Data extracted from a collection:
—————

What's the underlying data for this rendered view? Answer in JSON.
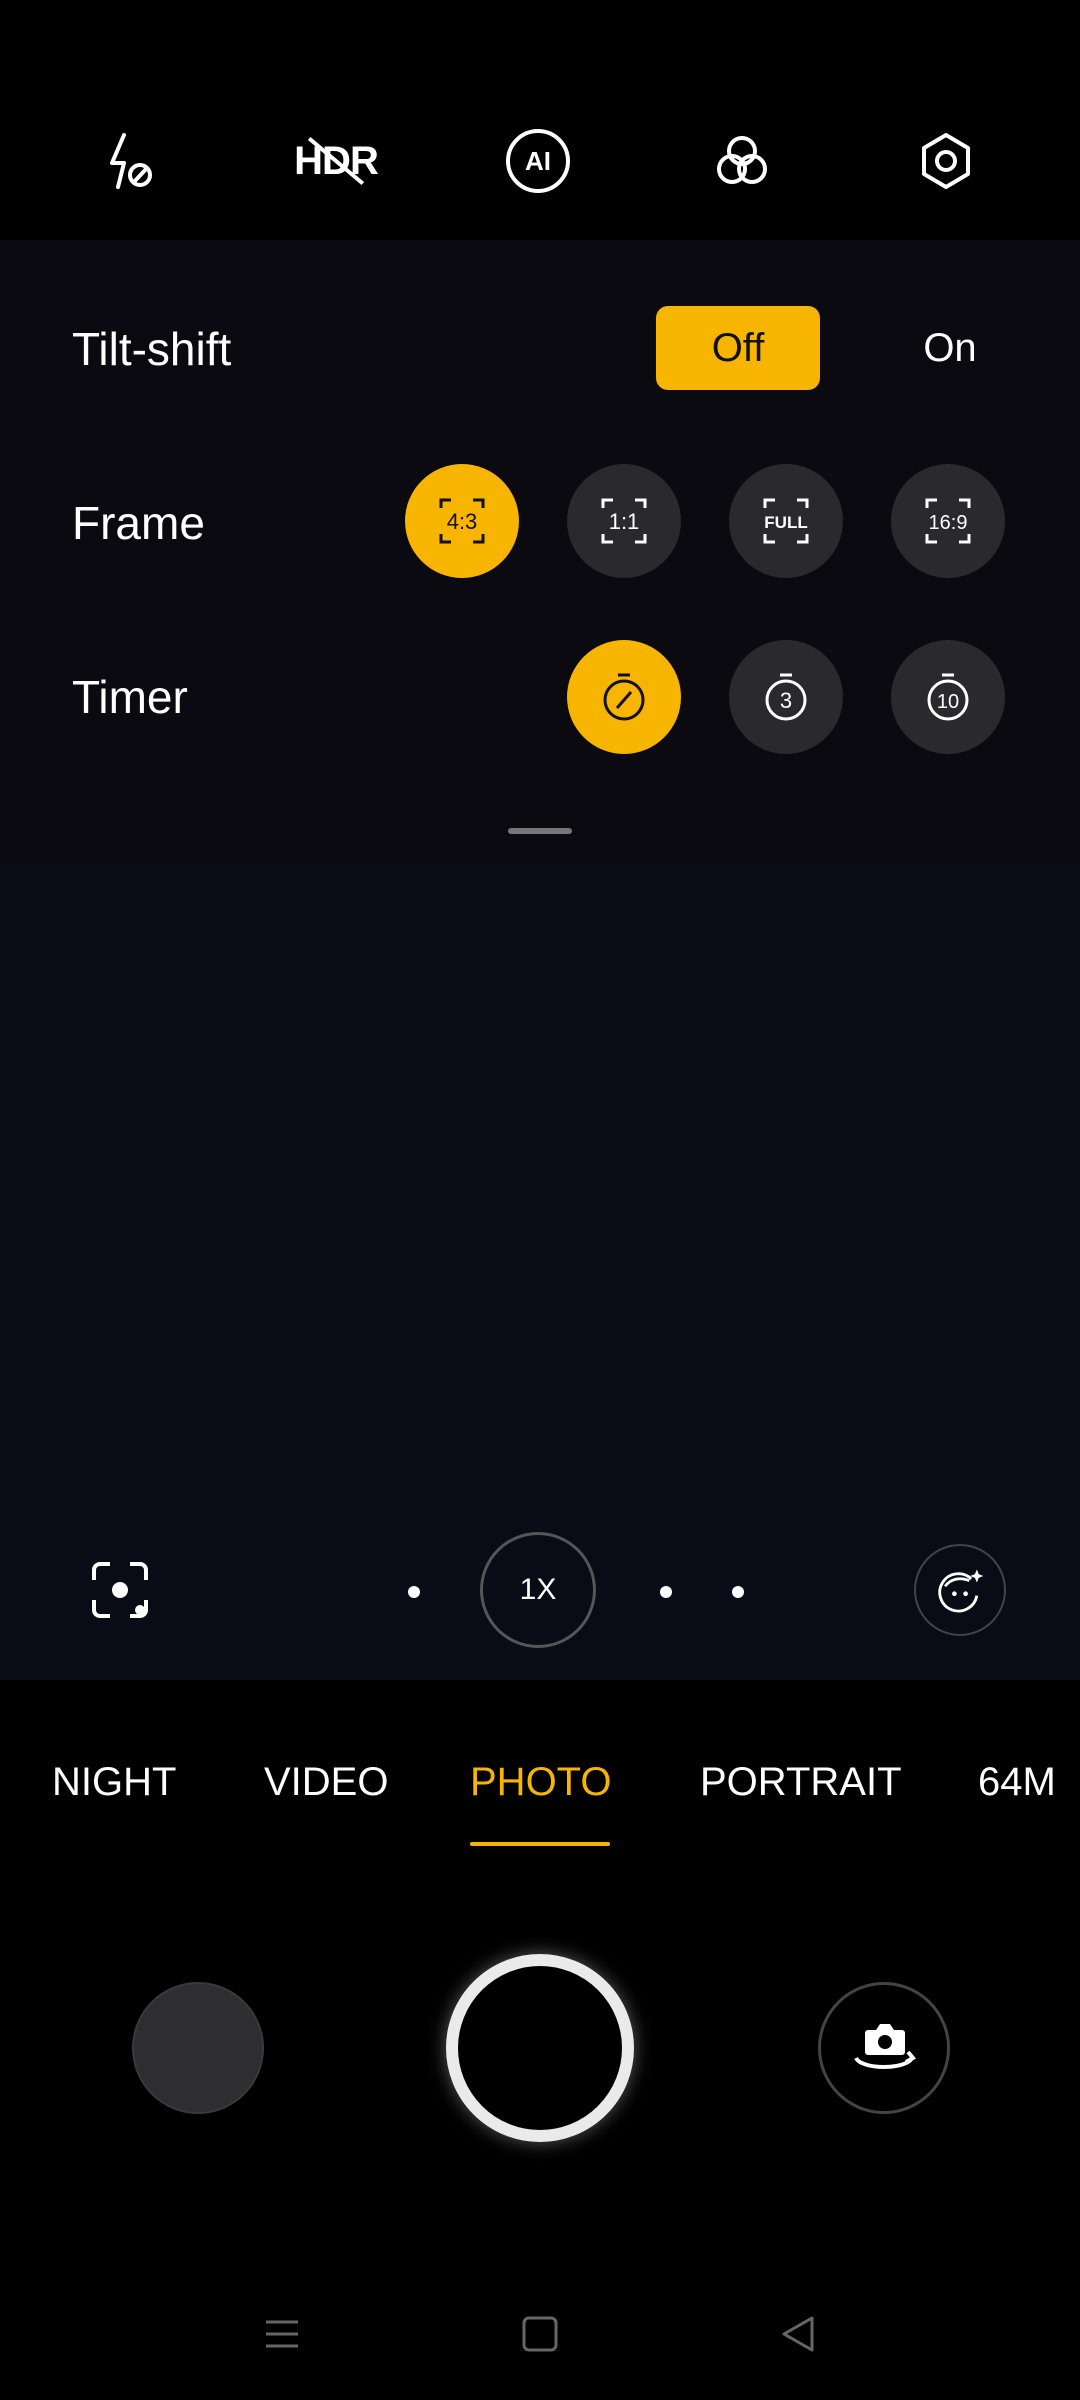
{
  "topbar": {
    "flash_icon": "flash-off-icon",
    "hdr_label": "HDR",
    "ai_label": "AI",
    "filters_icon": "filters-icon",
    "settings_icon": "settings-icon"
  },
  "settings": {
    "tilt_shift": {
      "label": "Tilt-shift",
      "off_label": "Off",
      "on_label": "On",
      "selected": "Off"
    },
    "frame": {
      "label": "Frame",
      "options": [
        "4:3",
        "1:1",
        "FULL",
        "16:9"
      ],
      "selected": "4:3"
    },
    "timer": {
      "label": "Timer",
      "options": [
        "off",
        "3",
        "10"
      ],
      "selected": "off"
    }
  },
  "viewfinder": {
    "zoom_label": "1X"
  },
  "modes": [
    "NIGHT",
    "VIDEO",
    "PHOTO",
    "PORTRAIT",
    "64M"
  ],
  "active_mode": "PHOTO",
  "colors": {
    "accent": "#f7b500",
    "panel": "#0a0a10",
    "viewfinder": "#0b0a17"
  }
}
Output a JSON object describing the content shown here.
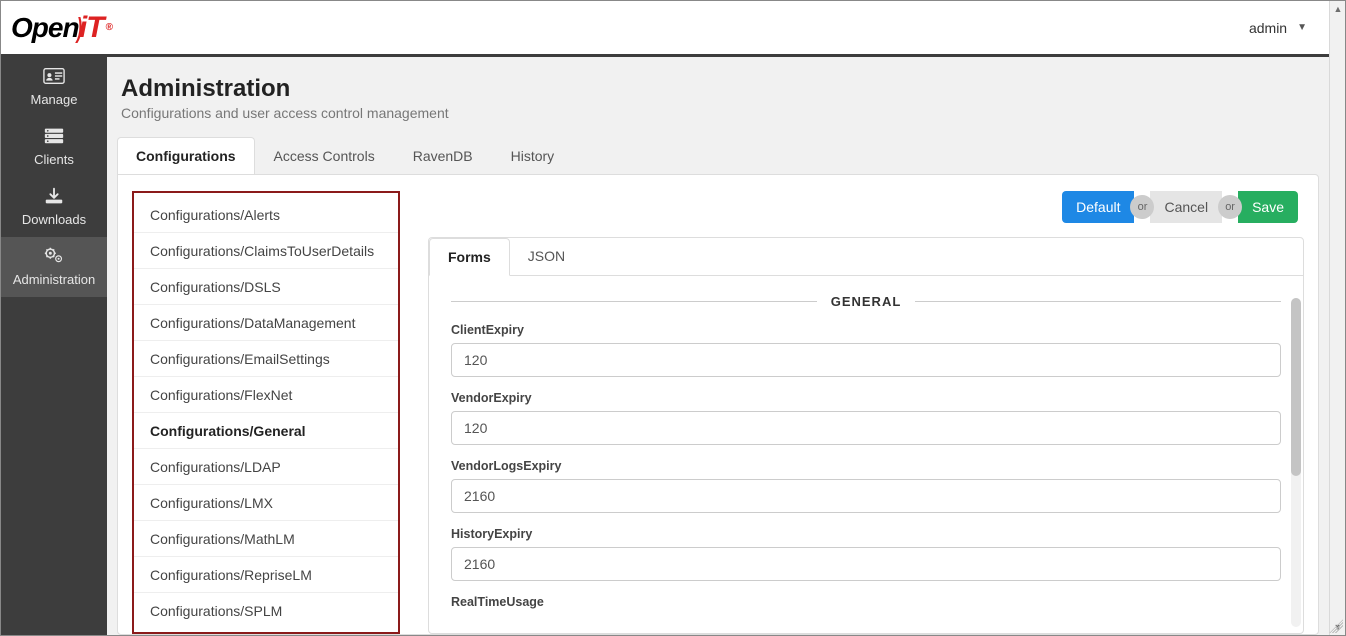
{
  "header": {
    "logo_open": "Open",
    "logo_it": "iT",
    "user_label": "admin"
  },
  "sidebar": {
    "items": [
      {
        "label": "Manage",
        "icon": "id-card-icon"
      },
      {
        "label": "Clients",
        "icon": "server-icon"
      },
      {
        "label": "Downloads",
        "icon": "download-icon"
      },
      {
        "label": "Administration",
        "icon": "gears-icon"
      }
    ],
    "active_index": 3
  },
  "page": {
    "title": "Administration",
    "subtitle": "Configurations and user access control management"
  },
  "tabs": {
    "items": [
      "Configurations",
      "Access Controls",
      "RavenDB",
      "History"
    ],
    "active_index": 0
  },
  "config_list": {
    "items": [
      "Configurations/Alerts",
      "Configurations/ClaimsToUserDetails",
      "Configurations/DSLS",
      "Configurations/DataManagement",
      "Configurations/EmailSettings",
      "Configurations/FlexNet",
      "Configurations/General",
      "Configurations/LDAP",
      "Configurations/LMX",
      "Configurations/MathLM",
      "Configurations/RepriseLM",
      "Configurations/SPLM"
    ],
    "active_index": 6
  },
  "buttons": {
    "default": "Default",
    "or1": "or",
    "cancel": "Cancel",
    "or2": "or",
    "save": "Save"
  },
  "inner_tabs": {
    "items": [
      "Forms",
      "JSON"
    ],
    "active_index": 0
  },
  "form": {
    "section": "GENERAL",
    "fields": [
      {
        "label": "ClientExpiry",
        "value": "120"
      },
      {
        "label": "VendorExpiry",
        "value": "120"
      },
      {
        "label": "VendorLogsExpiry",
        "value": "2160"
      },
      {
        "label": "HistoryExpiry",
        "value": "2160"
      },
      {
        "label": "RealTimeUsage",
        "value": ""
      }
    ]
  }
}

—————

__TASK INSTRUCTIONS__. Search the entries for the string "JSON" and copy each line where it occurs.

__TASK RESULT__.
What's the underlying data for this rendered view? Answer in JSON.
Output a JSON object describing the content shown here.
      "JSON"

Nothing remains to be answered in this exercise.